To prepare fish, brush cut sides of fillets with 1/4 cup sauce; place, skin sides up, on grill rack coated with cooking spray. Grill salmon, skin sides up, 2 minutes. Turn salmon fillets; brush with remaining 1/4 cup sauce. Grill 3 minutes or until fish flakes easily when tested with a fork or desired degree of doneness. Serve with couscous and lime wedges, if desired.

Wild Alaskan salmon is in season this time of year, and you can find it in supermarkets and fish markets across the country. Its rich flavor is worth paying a bit more. The ponzu sauce may be made up to a day ahead and refrigerated. Golden beets add sweetness and beautiful color, but don't stain like red beets. Israeli couscous has lovely pearl-like grains that are much larger than regular couscous. Use regular couscous if you can't find Israeli.

You May Like

Ratings & Reviews

brighteyes8's Review

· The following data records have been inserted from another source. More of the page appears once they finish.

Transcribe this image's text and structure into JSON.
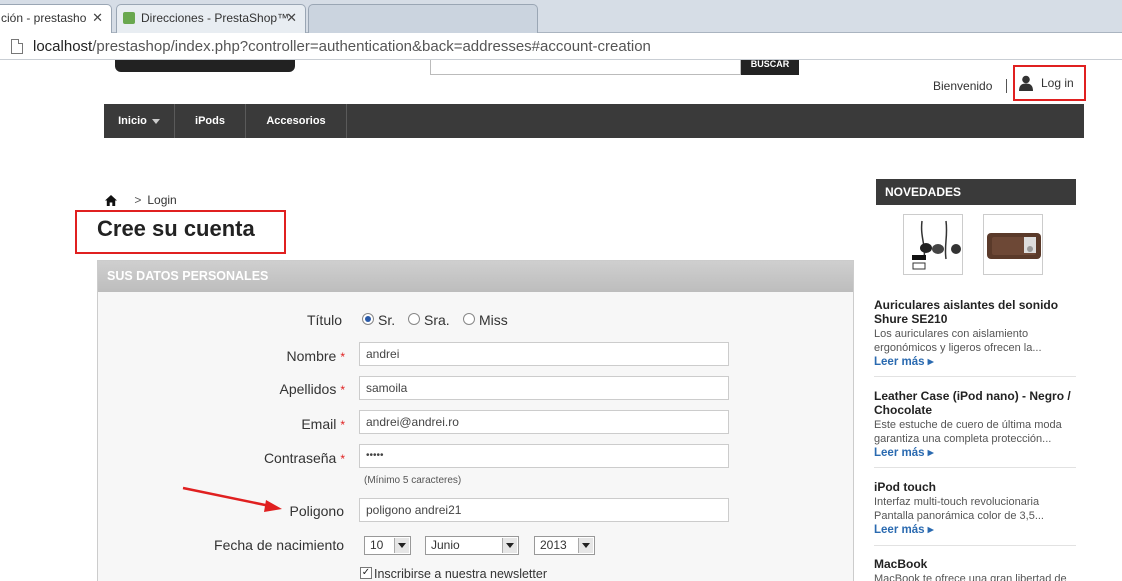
{
  "browser": {
    "tabs": [
      {
        "label": "ción - prestasho",
        "active": true
      },
      {
        "label": "Direcciones - PrestaShop™",
        "active": false
      },
      {
        "label": "",
        "active": false
      }
    ],
    "url_host": "localhost",
    "url_path": "/prestashop/index.php?controller=authentication&back=addresses#account-creation"
  },
  "header": {
    "search_button": "BUSCAR",
    "welcome": "Bienvenido",
    "login": "Log in"
  },
  "nav": {
    "items": [
      {
        "label": "Inicio"
      },
      {
        "label": "iPods"
      },
      {
        "label": "Accesorios"
      }
    ]
  },
  "breadcrumb": {
    "separator": ">",
    "current": "Login"
  },
  "page_title": "Cree su cuenta",
  "form": {
    "section_title": "SUS DATOS PERSONALES",
    "title_label": "Título",
    "title_options": [
      "Sr.",
      "Sra.",
      "Miss"
    ],
    "title_selected": "Sr.",
    "nombre_label": "Nombre",
    "nombre_value": "andrei",
    "apellidos_label": "Apellidos",
    "apellidos_value": "samoila",
    "email_label": "Email",
    "email_value": "andrei@andrei.ro",
    "password_label": "Contraseña",
    "password_value": "•••••",
    "password_hint": "(Mínimo 5 caracteres)",
    "poligono_label": "Poligono",
    "poligono_value": "poligono andrei21",
    "birth_label": "Fecha de nacimiento",
    "birth_day": "10",
    "birth_month": "Junio",
    "birth_year": "2013",
    "newsletter_label": "Inscribirse a nuestra newsletter",
    "required_mark": "*"
  },
  "sidebar": {
    "title": "NOVEDADES",
    "items": [
      {
        "title": "Auriculares aislantes del sonido Shure SE210",
        "desc": "Los auriculares con aislamiento ergonómicos y ligeros ofrecen la...",
        "more": "Leer más"
      },
      {
        "title": "Leather Case (iPod nano) - Negro / Chocolate",
        "desc": "Este estuche de cuero de última moda garantiza una completa protección...",
        "more": "Leer más"
      },
      {
        "title": "iPod touch",
        "desc": "Interfaz multi-touch revolucionaria Pantalla panorámica color de 3,5...",
        "more": "Leer más"
      },
      {
        "title": "MacBook",
        "desc": "MacBook te ofrece una gran libertad de",
        "more": ""
      }
    ]
  },
  "colors": {
    "annotation": "#e02020",
    "nav_bg": "#3a3a3a",
    "link": "#2a6ab0"
  }
}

August 03, 2013
I had low expectations for this dish, but it beat them. I wanted to do it both because I'm trying to eat more salmon and try new veggies like golden beets. I had to modify a bit because I don't have a grill -- instead, I cooked the sauce as written in a saucepan and then put the salmon in skin-side down, covered it, and cooked it for four minutes (I was only cooking a 12 oz. piece). The ponzu sauce was outstanding -- 5 stars -- and the cooking method worked beautifully. If you like spice at all in your food, I'd advise doubling or tripling the crushed red pepper. The couscous had a nice texture and the beets turned it a beautiful golden color and gave it beet flavor, but you need at least two or three times the amount of salt written. Not quite as exciting as the ponzu, but definitely unique and interesting and a good way to use beets. If a little ponzu sauce migrates into it, so much the better.. 3 stars for the couscous, so together, 4 stars overall.

azlall2's Review

May 18, 2009
I was almost afraid to make this after reading the reviews, but this was a very good meal. Because of reader reviews about blandness, I used 1/2 tsp salt vs 1/4 tsp. I didn't use the crushed red pepper because of my children, but I sprinkled a pinch of cayenne on each of the adult couscous. I used half of the ponzu sauce to brush on the grill, and I used the other half as a refreshing sauce to pour over the finished salmon on the dinner plate. It was really good, and a great way to get salmon, beets and spinach onto the family dinner plate.